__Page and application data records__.
= Beginning of Section =

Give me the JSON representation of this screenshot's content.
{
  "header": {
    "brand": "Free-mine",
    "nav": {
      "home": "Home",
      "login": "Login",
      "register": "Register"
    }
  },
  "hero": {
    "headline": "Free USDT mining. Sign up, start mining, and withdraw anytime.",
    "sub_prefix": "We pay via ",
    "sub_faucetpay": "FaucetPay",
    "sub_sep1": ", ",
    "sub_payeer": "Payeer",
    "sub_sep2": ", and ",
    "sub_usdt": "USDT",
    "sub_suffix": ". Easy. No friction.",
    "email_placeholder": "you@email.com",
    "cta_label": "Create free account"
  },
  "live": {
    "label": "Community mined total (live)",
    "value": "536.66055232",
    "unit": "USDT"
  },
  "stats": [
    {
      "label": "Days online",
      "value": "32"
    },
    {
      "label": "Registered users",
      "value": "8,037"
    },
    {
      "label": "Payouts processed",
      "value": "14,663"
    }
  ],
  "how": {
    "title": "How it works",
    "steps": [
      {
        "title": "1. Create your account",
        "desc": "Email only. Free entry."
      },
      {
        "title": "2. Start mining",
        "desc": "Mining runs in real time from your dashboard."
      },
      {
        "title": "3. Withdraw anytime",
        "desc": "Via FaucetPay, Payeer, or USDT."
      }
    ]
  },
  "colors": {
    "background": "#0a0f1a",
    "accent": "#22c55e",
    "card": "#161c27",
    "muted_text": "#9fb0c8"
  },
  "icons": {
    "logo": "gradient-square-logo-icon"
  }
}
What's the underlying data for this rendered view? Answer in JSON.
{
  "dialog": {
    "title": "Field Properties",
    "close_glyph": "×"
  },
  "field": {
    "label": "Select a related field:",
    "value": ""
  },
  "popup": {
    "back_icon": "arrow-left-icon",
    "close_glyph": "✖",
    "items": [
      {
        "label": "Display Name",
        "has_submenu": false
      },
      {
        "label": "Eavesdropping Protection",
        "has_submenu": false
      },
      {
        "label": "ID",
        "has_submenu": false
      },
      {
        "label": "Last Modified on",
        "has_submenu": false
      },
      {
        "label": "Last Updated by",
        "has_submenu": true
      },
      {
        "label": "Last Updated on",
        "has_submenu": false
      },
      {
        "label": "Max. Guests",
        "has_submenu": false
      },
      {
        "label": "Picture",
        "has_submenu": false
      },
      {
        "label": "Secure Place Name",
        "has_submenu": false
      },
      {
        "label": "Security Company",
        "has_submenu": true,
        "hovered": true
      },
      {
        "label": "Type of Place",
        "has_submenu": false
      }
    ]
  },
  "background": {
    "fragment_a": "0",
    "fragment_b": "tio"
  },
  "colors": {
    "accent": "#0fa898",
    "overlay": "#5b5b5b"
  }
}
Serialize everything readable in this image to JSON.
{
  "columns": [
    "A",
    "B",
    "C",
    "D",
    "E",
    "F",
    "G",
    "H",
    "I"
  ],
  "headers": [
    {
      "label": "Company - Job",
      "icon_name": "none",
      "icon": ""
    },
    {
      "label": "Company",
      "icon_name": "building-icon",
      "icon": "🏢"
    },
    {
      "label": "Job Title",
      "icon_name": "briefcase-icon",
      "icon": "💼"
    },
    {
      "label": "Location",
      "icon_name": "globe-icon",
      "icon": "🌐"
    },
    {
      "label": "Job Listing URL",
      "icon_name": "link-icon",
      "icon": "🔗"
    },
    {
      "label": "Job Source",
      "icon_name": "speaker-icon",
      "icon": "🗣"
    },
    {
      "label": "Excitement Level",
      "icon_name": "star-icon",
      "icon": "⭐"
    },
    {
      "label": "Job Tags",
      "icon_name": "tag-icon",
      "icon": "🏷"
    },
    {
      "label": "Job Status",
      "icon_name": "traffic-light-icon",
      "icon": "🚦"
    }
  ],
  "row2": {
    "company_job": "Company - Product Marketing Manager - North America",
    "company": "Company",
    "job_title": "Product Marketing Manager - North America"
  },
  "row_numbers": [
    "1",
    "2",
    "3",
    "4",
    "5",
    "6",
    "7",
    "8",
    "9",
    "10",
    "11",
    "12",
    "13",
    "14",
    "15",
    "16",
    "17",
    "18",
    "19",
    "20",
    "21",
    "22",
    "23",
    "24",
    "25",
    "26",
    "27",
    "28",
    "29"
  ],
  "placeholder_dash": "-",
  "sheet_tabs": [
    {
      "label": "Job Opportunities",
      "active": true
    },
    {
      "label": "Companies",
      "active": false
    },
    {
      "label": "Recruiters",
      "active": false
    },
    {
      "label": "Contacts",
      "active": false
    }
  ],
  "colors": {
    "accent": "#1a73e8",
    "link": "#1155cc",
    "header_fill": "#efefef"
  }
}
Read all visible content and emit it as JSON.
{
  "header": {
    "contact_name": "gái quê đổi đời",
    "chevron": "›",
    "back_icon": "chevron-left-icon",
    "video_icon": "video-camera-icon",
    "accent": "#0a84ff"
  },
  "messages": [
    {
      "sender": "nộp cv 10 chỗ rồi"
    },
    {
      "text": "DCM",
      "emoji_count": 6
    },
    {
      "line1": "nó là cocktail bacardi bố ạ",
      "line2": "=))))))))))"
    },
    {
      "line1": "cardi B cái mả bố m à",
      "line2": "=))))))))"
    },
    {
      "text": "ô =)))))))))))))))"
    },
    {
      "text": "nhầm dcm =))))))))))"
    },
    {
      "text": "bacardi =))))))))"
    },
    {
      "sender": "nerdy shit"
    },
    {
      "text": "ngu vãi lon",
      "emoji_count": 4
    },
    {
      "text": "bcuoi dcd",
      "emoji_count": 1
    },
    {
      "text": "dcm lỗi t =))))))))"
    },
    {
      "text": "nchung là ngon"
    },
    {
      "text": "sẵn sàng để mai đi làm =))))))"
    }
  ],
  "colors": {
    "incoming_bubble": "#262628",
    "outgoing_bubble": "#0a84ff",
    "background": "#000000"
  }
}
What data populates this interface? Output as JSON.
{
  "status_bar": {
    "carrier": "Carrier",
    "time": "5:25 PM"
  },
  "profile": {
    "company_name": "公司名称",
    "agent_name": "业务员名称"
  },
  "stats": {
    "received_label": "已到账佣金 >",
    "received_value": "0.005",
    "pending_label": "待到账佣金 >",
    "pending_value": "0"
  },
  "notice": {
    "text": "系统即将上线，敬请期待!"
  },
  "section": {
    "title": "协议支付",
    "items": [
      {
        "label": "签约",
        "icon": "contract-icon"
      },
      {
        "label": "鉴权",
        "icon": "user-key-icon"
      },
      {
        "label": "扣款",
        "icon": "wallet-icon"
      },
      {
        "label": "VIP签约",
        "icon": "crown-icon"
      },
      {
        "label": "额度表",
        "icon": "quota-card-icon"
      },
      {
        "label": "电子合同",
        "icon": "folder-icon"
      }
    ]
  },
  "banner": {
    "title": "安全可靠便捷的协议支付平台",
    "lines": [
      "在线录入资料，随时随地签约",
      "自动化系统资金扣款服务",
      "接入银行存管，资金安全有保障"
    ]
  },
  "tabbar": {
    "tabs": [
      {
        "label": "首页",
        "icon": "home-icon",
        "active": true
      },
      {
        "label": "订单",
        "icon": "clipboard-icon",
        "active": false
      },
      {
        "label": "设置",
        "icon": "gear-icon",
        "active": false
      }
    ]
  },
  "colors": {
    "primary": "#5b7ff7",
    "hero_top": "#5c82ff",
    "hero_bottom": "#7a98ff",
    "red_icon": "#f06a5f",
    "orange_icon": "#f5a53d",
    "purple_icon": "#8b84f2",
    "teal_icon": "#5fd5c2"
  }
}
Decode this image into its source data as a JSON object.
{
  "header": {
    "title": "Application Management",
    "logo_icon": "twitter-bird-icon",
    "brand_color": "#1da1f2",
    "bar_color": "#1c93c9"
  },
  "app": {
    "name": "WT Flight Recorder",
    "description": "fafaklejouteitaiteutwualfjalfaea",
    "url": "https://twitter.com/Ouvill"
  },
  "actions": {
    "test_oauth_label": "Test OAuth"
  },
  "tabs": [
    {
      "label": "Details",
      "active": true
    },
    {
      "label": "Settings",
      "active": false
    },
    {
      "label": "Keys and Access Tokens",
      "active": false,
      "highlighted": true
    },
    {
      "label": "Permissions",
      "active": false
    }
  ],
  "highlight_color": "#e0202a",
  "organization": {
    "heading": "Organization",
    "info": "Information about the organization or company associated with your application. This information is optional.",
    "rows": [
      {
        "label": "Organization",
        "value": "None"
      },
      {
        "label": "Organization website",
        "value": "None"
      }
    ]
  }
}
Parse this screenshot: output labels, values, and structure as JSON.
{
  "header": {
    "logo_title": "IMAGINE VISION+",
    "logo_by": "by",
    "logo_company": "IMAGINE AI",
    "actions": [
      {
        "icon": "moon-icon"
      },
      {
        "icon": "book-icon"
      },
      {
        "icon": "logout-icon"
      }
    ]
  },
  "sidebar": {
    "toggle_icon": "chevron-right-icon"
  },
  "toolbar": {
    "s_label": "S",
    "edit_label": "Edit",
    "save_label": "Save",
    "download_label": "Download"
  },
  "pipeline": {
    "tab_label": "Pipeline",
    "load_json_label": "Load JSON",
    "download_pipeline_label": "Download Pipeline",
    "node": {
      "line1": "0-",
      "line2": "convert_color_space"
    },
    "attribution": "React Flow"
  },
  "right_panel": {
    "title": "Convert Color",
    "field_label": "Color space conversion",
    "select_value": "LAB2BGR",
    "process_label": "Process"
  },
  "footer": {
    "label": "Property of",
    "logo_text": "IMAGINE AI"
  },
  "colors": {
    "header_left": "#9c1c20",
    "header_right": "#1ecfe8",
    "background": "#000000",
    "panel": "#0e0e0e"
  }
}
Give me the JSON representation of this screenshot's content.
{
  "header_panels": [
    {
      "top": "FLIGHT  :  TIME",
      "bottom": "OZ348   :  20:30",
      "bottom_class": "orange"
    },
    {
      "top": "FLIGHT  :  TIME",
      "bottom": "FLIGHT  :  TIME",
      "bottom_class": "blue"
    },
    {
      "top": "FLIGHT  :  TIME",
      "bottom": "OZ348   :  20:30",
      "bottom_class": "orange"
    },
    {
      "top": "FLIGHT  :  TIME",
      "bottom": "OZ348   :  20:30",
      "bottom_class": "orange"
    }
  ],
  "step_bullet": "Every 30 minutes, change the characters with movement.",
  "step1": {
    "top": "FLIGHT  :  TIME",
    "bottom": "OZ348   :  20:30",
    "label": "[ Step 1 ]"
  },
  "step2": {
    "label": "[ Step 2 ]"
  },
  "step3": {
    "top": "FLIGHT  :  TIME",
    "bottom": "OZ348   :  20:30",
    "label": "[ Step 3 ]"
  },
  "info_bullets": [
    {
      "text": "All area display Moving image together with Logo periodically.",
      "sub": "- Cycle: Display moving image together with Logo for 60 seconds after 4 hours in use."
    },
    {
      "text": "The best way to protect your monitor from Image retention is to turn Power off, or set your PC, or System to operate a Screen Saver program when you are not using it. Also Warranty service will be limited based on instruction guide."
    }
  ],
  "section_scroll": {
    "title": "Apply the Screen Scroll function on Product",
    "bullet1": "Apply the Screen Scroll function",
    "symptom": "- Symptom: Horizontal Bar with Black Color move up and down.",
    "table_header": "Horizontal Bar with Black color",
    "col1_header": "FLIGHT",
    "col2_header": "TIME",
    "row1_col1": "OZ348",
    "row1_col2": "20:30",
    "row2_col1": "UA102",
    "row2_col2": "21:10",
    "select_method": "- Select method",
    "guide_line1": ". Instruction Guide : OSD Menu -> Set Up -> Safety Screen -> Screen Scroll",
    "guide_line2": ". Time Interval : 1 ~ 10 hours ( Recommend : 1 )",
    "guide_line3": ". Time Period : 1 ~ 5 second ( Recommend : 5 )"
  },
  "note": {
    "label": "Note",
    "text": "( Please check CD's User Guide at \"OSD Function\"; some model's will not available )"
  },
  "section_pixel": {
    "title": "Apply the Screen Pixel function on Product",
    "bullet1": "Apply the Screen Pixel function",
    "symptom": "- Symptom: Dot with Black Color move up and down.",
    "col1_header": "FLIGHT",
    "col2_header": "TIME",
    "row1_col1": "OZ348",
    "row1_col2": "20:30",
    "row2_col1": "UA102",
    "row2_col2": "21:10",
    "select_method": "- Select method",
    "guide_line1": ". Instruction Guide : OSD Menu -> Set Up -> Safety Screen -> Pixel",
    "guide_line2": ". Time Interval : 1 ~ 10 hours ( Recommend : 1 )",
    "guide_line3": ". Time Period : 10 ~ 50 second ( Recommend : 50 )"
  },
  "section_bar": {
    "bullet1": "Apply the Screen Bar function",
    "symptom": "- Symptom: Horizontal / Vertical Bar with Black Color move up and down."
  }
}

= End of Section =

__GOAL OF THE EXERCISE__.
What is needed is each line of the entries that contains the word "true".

__ANSWER TO THE PROBLEM__.
        "has_submenu": true
        "has_submenu": true,
        "hovered": true
      "active": true
        "active": true
      "active": true
      "highlighted": true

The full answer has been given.